→ Assignment
Copy the records below exactly as they are written.

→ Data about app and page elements
= = = =
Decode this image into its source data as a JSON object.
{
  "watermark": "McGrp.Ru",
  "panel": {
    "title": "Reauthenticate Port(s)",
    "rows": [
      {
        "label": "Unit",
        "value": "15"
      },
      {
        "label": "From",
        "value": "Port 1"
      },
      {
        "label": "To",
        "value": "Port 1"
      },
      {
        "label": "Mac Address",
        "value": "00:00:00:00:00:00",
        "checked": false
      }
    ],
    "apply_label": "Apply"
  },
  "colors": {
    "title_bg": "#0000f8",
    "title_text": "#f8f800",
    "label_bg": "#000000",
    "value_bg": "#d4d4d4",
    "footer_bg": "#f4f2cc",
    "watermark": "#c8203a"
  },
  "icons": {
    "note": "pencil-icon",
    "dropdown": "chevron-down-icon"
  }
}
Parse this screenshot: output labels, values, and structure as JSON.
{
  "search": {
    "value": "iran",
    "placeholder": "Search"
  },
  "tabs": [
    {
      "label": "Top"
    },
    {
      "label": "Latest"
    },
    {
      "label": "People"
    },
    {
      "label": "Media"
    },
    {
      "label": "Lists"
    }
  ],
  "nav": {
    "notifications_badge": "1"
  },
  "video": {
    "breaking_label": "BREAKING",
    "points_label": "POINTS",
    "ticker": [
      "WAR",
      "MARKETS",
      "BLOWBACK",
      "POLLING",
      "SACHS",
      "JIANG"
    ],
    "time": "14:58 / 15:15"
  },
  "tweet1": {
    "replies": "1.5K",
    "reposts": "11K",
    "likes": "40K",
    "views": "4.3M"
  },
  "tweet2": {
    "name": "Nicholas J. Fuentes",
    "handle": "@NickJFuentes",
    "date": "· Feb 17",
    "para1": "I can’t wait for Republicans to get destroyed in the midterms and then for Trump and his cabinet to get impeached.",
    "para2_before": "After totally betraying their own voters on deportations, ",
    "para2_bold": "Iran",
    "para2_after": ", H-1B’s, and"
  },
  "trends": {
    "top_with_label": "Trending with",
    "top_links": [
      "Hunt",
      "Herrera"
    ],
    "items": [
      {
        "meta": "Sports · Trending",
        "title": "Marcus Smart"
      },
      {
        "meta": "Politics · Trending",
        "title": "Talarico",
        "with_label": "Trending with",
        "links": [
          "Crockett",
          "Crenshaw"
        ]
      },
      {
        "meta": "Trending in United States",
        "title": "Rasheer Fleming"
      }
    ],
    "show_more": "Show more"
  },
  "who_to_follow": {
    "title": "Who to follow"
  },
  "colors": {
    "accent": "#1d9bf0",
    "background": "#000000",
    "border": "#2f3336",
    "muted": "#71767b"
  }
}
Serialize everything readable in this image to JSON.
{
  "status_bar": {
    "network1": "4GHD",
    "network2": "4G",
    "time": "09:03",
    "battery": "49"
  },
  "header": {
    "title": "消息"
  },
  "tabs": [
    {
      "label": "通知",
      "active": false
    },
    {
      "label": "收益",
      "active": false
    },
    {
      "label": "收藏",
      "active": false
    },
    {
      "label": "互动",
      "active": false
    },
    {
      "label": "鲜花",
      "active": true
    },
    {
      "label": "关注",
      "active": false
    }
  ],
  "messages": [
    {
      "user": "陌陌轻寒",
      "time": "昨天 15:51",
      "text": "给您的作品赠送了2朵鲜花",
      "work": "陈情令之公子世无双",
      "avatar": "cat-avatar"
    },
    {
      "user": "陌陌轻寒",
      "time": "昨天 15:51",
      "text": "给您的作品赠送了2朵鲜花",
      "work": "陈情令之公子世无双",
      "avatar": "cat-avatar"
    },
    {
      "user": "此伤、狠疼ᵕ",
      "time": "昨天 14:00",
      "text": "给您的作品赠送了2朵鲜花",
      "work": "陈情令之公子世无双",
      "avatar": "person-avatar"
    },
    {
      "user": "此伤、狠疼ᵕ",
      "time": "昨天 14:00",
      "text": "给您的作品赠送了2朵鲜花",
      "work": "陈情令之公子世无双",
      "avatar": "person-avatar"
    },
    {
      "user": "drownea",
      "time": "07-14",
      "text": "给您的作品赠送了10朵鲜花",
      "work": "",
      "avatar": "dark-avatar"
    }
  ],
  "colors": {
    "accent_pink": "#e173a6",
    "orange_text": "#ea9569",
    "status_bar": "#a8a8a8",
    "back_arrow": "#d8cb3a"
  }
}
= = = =
→ Written reply
Decode this image into its source data as a JSON object.
{
  "watermark": "McGrp.Ru",
  "panel": {
    "title": "Reauthenticate Port(s)",
    "rows": [
      {
        "label": "Unit",
        "value": "15"
      },
      {
        "label": "From",
        "value": "Port 1"
      },
      {
        "label": "To",
        "value": "Port 1"
      },
      {
        "label": "Mac Address",
        "value": "00:00:00:00:00:00",
        "checked": false
      }
    ],
    "apply_label": "Apply"
  },
  "colors": {
    "title_bg": "#0000f8",
    "title_text": "#f8f800",
    "label_bg": "#000000",
    "value_bg": "#d4d4d4",
    "footer_bg": "#f4f2cc",
    "watermark": "#c8203a"
  },
  "icons": {
    "note": "pencil-icon",
    "dropdown": "chevron-down-icon"
  }
}
Parse this screenshot: output labels, values, and structure as JSON.
{
  "search": {
    "value": "iran",
    "placeholder": "Search"
  },
  "tabs": [
    {
      "label": "Top"
    },
    {
      "label": "Latest"
    },
    {
      "label": "People"
    },
    {
      "label": "Media"
    },
    {
      "label": "Lists"
    }
  ],
  "nav": {
    "notifications_badge": "1"
  },
  "video": {
    "breaking_label": "BREAKING",
    "points_label": "POINTS",
    "ticker": [
      "WAR",
      "MARKETS",
      "BLOWBACK",
      "POLLING",
      "SACHS",
      "JIANG"
    ],
    "time": "14:58 / 15:15"
  },
  "tweet1": {
    "replies": "1.5K",
    "reposts": "11K",
    "likes": "40K",
    "views": "4.3M"
  },
  "tweet2": {
    "name": "Nicholas J. Fuentes",
    "handle": "@NickJFuentes",
    "date": "· Feb 17",
    "para1": "I can’t wait for Republicans to get destroyed in the midterms and then for Trump and his cabinet to get impeached.",
    "para2_before": "After totally betraying their own voters on deportations, ",
    "para2_bold": "Iran",
    "para2_after": ", H-1B’s, and"
  },
  "trends": {
    "top_with_label": "Trending with",
    "top_links": [
      "Hunt",
      "Herrera"
    ],
    "items": [
      {
        "meta": "Sports · Trending",
        "title": "Marcus Smart"
      },
      {
        "meta": "Politics · Trending",
        "title": "Talarico",
        "with_label": "Trending with",
        "links": [
          "Crockett",
          "Crenshaw"
        ]
      },
      {
        "meta": "Trending in United States",
        "title": "Rasheer Fleming"
      }
    ],
    "show_more": "Show more"
  },
  "who_to_follow": {
    "title": "Who to follow"
  },
  "colors": {
    "accent": "#1d9bf0",
    "background": "#000000",
    "border": "#2f3336",
    "muted": "#71767b"
  }
}
Serialize everything readable in this image to JSON.
{
  "status_bar": {
    "network1": "4GHD",
    "network2": "4G",
    "time": "09:03",
    "battery": "49"
  },
  "header": {
    "title": "消息"
  },
  "tabs": [
    {
      "label": "通知",
      "active": false
    },
    {
      "label": "收益",
      "active": false
    },
    {
      "label": "收藏",
      "active": false
    },
    {
      "label": "互动",
      "active": false
    },
    {
      "label": "鲜花",
      "active": true
    },
    {
      "label": "关注",
      "active": false
    }
  ],
  "messages": [
    {
      "user": "陌陌轻寒",
      "time": "昨天 15:51",
      "text": "给您的作品赠送了2朵鲜花",
      "work": "陈情令之公子世无双",
      "avatar": "cat-avatar"
    },
    {
      "user": "陌陌轻寒",
      "time": "昨天 15:51",
      "text": "给您的作品赠送了2朵鲜花",
      "work": "陈情令之公子世无双",
      "avatar": "cat-avatar"
    },
    {
      "user": "此伤、狠疼ᵕ",
      "time": "昨天 14:00",
      "text": "给您的作品赠送了2朵鲜花",
      "work": "陈情令之公子世无双",
      "avatar": "person-avatar"
    },
    {
      "user": "此伤、狠疼ᵕ",
      "time": "昨天 14:00",
      "text": "给您的作品赠送了2朵鲜花",
      "work": "陈情令之公子世无双",
      "avatar": "person-avatar"
    },
    {
      "user": "drownea",
      "time": "07-14",
      "text": "给您的作品赠送了10朵鲜花",
      "work": "",
      "avatar": "dark-avatar"
    }
  ],
  "colors": {
    "accent_pink": "#e173a6",
    "orange_text": "#ea9569",
    "status_bar": "#a8a8a8",
    "back_arrow": "#d8cb3a"
  }
}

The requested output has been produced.